5:30 pm - 6:30 pm
Why South Africa? We are supporting the wine producing country most hard hit by the lock down.
Wine producers in the Cape were left reeling after the South African government announced a ban on transporting alcohol that effectively shut down wine exports. The wine industry suffered a steep fall in income, as alcohol sales were prohibited during the lockdown.
“The industry employs up to 700,000 people directly on average and provides food and shelter to 2 to 3 million people.” — Michael Fridjhon. He is a leading wine writer and independent commentator. Michael is a well known international wine judge and chairman of the Old Mutual Trophy Wine Show. As visiting Professor of Wine Business at the University of Cape Town, Michael has been an advisor to the Minister of Agriculture.
Rico Basson, CEO of Vinpro, which which represents 3 500 South African wine producers, cellars and other industry stakeholders, said wine tourism had suffered crippling losses between March and June – usually a busy time locally, he noted.
“A significant factor in the estimated loss is the strong domestic support that wine tourism in South Africa enjoys, especially over traditional school holidays and Easter weekend,” Basson said.
According to a report by Vinpro, South Africa’s wine tourism industry’s direct and indirect GDP contribution was R7.2 billion in 2019.
Included in your registration:
- 6 sample bottles (50ml ea, 1 sample bottle of 6 different wines)
- Online Masterclass with the winemaker
- Hosted by a Cork & Fork Logan Team Member
- 20% discount on all featured wines (minimum purchase of 3 bottles)
- Access to the online class, password protected (emailed after registration)
- Sample pack available for pick up after online event registration
- Sample pack available for delivery for $20 within a 10-mile radius
- Sample pack available for shipping within the USA for $30 via FedEx
– About the Guest Speaker: Adam Mason

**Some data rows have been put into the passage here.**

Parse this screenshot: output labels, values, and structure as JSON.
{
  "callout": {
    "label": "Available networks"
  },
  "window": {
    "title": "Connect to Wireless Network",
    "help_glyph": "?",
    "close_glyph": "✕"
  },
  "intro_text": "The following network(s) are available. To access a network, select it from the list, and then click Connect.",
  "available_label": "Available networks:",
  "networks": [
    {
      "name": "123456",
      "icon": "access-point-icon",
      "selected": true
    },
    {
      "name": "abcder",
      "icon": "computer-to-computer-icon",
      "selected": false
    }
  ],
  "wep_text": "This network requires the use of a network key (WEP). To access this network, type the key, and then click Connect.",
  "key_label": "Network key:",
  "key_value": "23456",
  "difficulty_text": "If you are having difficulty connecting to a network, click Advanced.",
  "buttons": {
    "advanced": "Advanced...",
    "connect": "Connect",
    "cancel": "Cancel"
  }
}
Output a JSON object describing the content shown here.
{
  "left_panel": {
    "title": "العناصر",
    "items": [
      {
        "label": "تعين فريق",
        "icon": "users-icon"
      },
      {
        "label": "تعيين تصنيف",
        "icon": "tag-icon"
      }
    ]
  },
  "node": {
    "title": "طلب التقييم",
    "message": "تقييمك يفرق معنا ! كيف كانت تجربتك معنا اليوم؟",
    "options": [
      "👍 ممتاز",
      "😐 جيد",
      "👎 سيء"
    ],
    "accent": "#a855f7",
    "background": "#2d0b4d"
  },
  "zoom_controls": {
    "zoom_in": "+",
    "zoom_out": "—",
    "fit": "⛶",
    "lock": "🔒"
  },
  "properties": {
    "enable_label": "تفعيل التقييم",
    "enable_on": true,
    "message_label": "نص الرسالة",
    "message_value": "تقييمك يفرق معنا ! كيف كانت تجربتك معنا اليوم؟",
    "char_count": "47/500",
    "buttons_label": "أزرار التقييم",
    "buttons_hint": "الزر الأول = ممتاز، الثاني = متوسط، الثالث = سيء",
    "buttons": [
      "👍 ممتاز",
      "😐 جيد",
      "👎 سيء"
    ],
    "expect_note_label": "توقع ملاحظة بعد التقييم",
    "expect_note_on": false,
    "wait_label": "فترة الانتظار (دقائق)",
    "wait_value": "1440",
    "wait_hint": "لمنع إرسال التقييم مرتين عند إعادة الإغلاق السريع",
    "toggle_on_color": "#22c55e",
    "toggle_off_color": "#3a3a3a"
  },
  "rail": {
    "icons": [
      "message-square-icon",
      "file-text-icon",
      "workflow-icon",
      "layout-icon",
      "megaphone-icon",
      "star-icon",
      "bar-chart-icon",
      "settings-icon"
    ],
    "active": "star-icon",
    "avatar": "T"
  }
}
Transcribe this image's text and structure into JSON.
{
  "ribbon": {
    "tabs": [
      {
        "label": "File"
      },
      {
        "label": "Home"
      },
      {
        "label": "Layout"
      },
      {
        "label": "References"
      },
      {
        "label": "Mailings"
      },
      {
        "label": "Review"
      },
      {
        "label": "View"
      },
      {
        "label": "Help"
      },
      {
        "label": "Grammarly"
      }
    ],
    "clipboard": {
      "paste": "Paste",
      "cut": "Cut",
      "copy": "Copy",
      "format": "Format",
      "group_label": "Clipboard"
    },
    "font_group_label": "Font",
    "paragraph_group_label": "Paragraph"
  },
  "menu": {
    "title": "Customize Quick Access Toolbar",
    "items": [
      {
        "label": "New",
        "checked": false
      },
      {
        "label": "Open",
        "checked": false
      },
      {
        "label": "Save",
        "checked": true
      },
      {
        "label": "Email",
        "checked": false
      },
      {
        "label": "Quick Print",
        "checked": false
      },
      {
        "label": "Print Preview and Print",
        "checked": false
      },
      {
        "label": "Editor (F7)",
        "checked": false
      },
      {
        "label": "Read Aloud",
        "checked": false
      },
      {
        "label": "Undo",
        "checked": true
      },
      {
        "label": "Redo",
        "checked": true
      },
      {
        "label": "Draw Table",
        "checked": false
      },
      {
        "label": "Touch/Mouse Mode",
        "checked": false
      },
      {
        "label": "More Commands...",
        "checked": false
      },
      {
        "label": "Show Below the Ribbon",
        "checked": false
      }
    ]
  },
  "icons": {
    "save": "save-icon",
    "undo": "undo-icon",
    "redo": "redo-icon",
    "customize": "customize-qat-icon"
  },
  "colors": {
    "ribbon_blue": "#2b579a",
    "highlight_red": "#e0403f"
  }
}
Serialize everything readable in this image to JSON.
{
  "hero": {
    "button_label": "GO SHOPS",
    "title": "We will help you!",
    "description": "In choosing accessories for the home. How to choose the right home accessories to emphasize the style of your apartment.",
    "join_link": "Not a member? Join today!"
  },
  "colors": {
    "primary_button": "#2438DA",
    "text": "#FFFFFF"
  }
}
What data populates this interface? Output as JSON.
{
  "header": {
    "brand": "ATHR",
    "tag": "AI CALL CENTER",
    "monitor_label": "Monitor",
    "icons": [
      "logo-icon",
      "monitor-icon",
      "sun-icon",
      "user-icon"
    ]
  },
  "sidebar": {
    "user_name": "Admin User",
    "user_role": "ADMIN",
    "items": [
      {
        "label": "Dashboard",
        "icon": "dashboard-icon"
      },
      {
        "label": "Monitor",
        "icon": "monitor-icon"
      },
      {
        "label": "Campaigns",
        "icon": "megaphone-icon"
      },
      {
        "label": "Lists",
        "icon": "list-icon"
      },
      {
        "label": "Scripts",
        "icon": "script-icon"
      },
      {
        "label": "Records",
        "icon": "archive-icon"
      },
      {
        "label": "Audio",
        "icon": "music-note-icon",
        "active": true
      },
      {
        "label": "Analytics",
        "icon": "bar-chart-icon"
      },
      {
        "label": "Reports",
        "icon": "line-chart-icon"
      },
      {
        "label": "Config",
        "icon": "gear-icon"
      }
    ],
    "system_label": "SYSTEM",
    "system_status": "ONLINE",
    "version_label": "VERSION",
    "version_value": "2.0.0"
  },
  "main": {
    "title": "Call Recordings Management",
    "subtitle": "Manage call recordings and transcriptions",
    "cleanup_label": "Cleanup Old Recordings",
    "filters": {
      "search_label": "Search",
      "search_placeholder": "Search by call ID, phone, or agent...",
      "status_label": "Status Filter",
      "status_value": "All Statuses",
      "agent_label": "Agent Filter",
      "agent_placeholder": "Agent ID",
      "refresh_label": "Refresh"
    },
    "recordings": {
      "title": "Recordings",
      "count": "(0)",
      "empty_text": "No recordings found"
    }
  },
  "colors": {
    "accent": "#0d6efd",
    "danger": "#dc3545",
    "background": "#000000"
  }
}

Adam’s journeyman phase began on graduating from Stellenbosch University with a degree in Oenology and Viticulture in 1997. Four years of alternating harvests between France and South Africa, with forays into Spain and Italy when he got the chance, provided an invaluable opportunity to not only discover new worlds of sounds and flavors but perhaps more importantly to experience the rich heritage of centuries-old European winemaking traditions.
In 2003 Adam was appointed Cellar-master at the historic Klein Constantia Estate, a post he held for over 8 years. A chance harvest in the Napa Valley introduced Adam to the new owners of Mulderbosch Vineyards, and so it was that he was invited onboard at the end of 2011 to head the winemaking department of the newly transformed Mulderbosch.
Adam Mason then took hold of the baton at DeMorgenzon after Carl Van der Merwe.